Exercise:
Scan the entries below for the string "Please" and copy every line where it turns up.

Dataset rows for apps and sites:
>>>>

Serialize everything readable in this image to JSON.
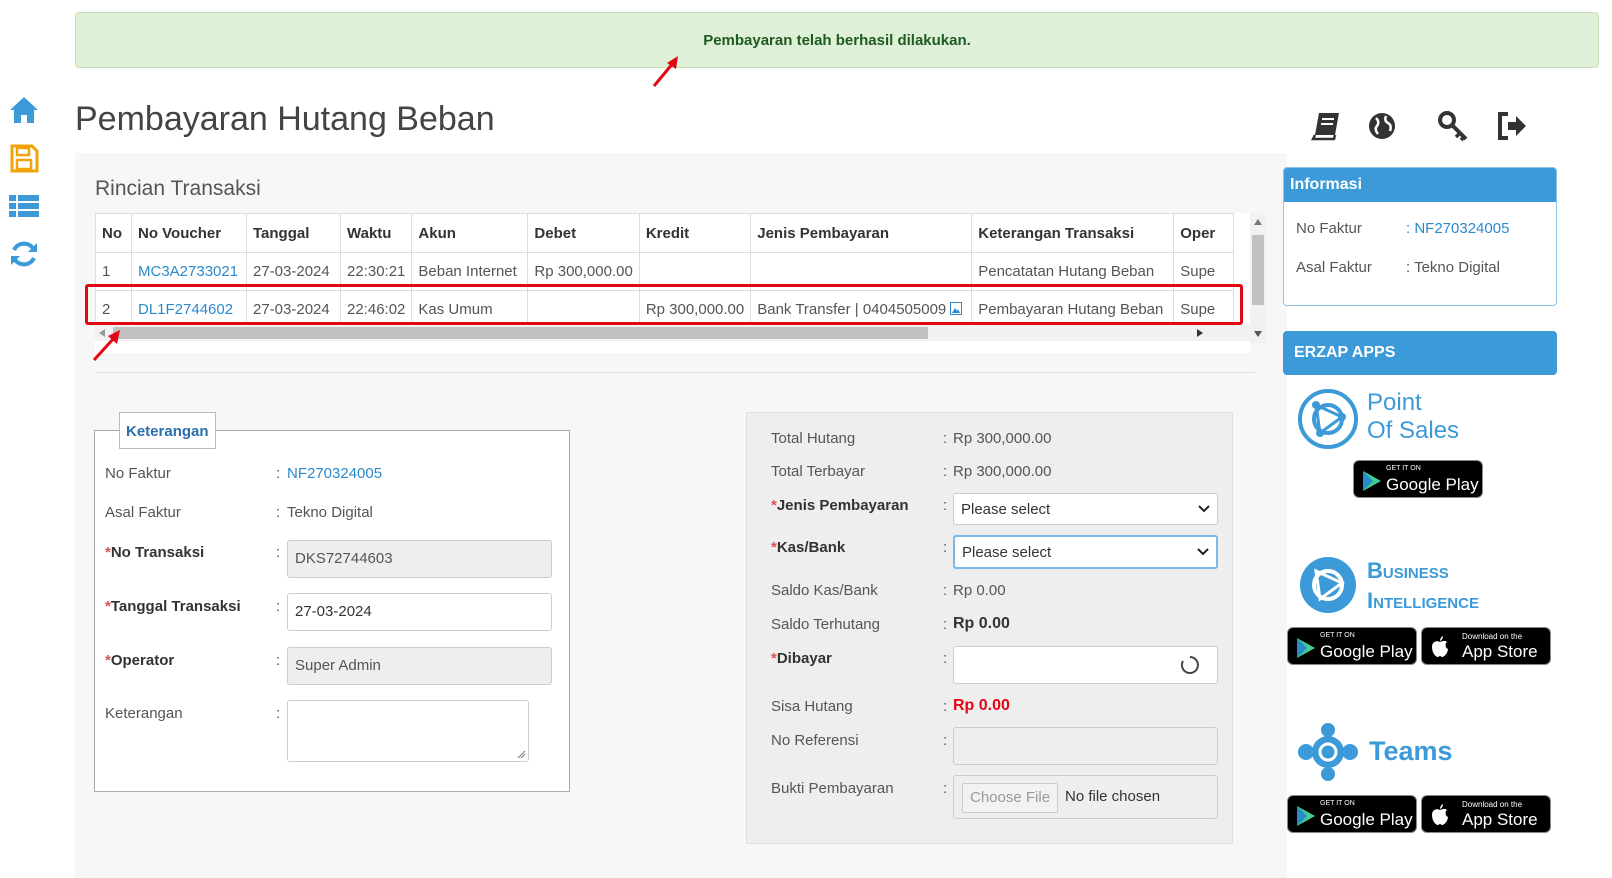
{
  "alert": {
    "message": "Pembayaran telah berhasil dilakukan."
  },
  "page": {
    "title": "Pembayaran Hutang Beban"
  },
  "section": {
    "title": "Rincian Transaksi"
  },
  "table": {
    "headers": [
      "No",
      "No Voucher",
      "Tanggal",
      "Waktu",
      "Akun",
      "Debet",
      "Kredit",
      "Jenis Pembayaran",
      "Keterangan Transaksi",
      "Oper"
    ],
    "rows": [
      {
        "no": "1",
        "voucher": "MC3A2733021",
        "tanggal": "27-03-2024",
        "waktu": "22:30:21",
        "akun": "Beban Internet",
        "debet": "Rp 300,000.00",
        "kredit": "",
        "jenis": "",
        "keterangan": "Pencatatan Hutang Beban",
        "operator": "Supe"
      },
      {
        "no": "2",
        "voucher": "DL1F2744602",
        "tanggal": "27-03-2024",
        "waktu": "22:46:02",
        "akun": "Kas Umum",
        "debet": "",
        "kredit": "Rp 300,000.00",
        "jenis": "Bank Transfer | 0404505009",
        "keterangan": "Pembayaran Hutang Beban",
        "operator": "Supe"
      }
    ]
  },
  "keterangan": {
    "legend": "Keterangan",
    "no_faktur_label": "No Faktur",
    "no_faktur_value": "NF270324005",
    "asal_faktur_label": "Asal Faktur",
    "asal_faktur_value": "Tekno Digital",
    "no_transaksi_label": "No Transaksi",
    "no_transaksi_value": "DKS72744603",
    "tanggal_label": "Tanggal Transaksi",
    "tanggal_value": "27-03-2024",
    "operator_label": "Operator",
    "operator_value": "Super Admin",
    "keterangan_label": "Keterangan",
    "colon": ":",
    "asterisk": "*"
  },
  "payment": {
    "total_hutang_label": "Total Hutang",
    "total_hutang_value": "Rp 300,000.00",
    "total_terbayar_label": "Total Terbayar",
    "total_terbayar_value": "Rp 300,000.00",
    "jenis_label": "Jenis Pembayaran",
    "jenis_value": "Please select",
    "kasbank_label": "Kas/Bank",
    "kasbank_value": "Please select",
    "saldo_kas_label": "Saldo Kas/Bank",
    "saldo_kas_value": "Rp 0.00",
    "saldo_terhutang_label": "Saldo Terhutang",
    "saldo_terhutang_value": "Rp 0.00",
    "dibayar_label": "Dibayar",
    "sisa_label": "Sisa Hutang",
    "sisa_value": "Rp 0.00",
    "no_ref_label": "No Referensi",
    "bukti_label": "Bukti Pembayaran",
    "choose_file": "Choose File",
    "no_file": "No file chosen",
    "colon": ":",
    "asterisk": "*"
  },
  "informasi": {
    "title": "Informasi",
    "no_faktur_label": "No Faktur",
    "no_faktur_value": ": NF270324005",
    "asal_faktur_label": "Asal Faktur",
    "asal_faktur_value": ": Tekno Digital"
  },
  "apps": {
    "title": "ERZAP APPS",
    "pos_line1": "Point",
    "pos_line2": "Of Sales",
    "bi_line1": "Business",
    "bi_line2": "Intelligence",
    "teams": "Teams",
    "gp_small": "GET IT ON",
    "gp_big": "Google Play",
    "as_small": "Download on the",
    "as_big": "App Store"
  },
  "colors": {
    "accent": "#3c9ad8",
    "success_bg": "#dff0d8",
    "highlight": "#e30613",
    "link": "#2a8acb"
  }
}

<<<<

Completed exercise:
    "jenis_value": "Please select",
    "kasbank_value": "Please select",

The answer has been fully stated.